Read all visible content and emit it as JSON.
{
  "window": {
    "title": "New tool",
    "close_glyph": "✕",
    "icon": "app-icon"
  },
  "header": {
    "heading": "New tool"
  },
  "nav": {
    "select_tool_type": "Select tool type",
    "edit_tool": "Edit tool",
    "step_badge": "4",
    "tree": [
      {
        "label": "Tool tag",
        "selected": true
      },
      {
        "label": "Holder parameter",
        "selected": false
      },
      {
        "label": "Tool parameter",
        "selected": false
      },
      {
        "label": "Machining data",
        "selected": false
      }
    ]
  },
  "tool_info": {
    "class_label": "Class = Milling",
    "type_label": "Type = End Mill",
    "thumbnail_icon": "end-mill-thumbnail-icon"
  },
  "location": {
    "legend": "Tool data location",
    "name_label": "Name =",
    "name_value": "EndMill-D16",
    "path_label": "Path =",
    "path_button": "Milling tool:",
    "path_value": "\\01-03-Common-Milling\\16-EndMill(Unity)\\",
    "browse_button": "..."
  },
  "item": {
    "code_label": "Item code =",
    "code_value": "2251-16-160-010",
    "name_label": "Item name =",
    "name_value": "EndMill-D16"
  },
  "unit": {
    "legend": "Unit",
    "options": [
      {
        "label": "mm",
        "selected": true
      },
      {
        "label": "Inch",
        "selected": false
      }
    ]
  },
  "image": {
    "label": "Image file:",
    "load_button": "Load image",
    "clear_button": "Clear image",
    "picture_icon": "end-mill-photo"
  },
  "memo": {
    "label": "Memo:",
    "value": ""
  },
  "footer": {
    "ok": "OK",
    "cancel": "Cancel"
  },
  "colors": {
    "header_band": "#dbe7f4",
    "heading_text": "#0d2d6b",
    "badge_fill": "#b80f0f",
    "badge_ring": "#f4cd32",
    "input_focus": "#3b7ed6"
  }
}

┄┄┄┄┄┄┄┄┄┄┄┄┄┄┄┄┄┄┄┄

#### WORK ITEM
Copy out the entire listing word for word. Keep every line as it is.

#### RESPONSE
Read all visible content and emit it as JSON.
{
  "window": {
    "title": "New tool",
    "close_glyph": "✕",
    "icon": "app-icon"
  },
  "header": {
    "heading": "New tool"
  },
  "nav": {
    "select_tool_type": "Select tool type",
    "edit_tool": "Edit tool",
    "step_badge": "4",
    "tree": [
      {
        "label": "Tool tag",
        "selected": true
      },
      {
        "label": "Holder parameter",
        "selected": false
      },
      {
        "label": "Tool parameter",
        "selected": false
      },
      {
        "label": "Machining data",
        "selected": false
      }
    ]
  },
  "tool_info": {
    "class_label": "Class = Milling",
    "type_label": "Type = End Mill",
    "thumbnail_icon": "end-mill-thumbnail-icon"
  },
  "location": {
    "legend": "Tool data location",
    "name_label": "Name =",
    "name_value": "EndMill-D16",
    "path_label": "Path =",
    "path_button": "Milling tool:",
    "path_value": "\\01-03-Common-Milling\\16-EndMill(Unity)\\",
    "browse_button": "..."
  },
  "item": {
    "code_label": "Item code =",
    "code_value": "2251-16-160-010",
    "name_label": "Item name =",
    "name_value": "EndMill-D16"
  },
  "unit": {
    "legend": "Unit",
    "options": [
      {
        "label": "mm",
        "selected": true
      },
      {
        "label": "Inch",
        "selected": false
      }
    ]
  },
  "image": {
    "label": "Image file:",
    "load_button": "Load image",
    "clear_button": "Clear image",
    "picture_icon": "end-mill-photo"
  },
  "memo": {
    "label": "Memo:",
    "value": ""
  },
  "footer": {
    "ok": "OK",
    "cancel": "Cancel"
  },
  "colors": {
    "header_band": "#dbe7f4",
    "heading_text": "#0d2d6b",
    "badge_fill": "#b80f0f",
    "badge_ring": "#f4cd32",
    "input_focus": "#3b7ed6"
  }
}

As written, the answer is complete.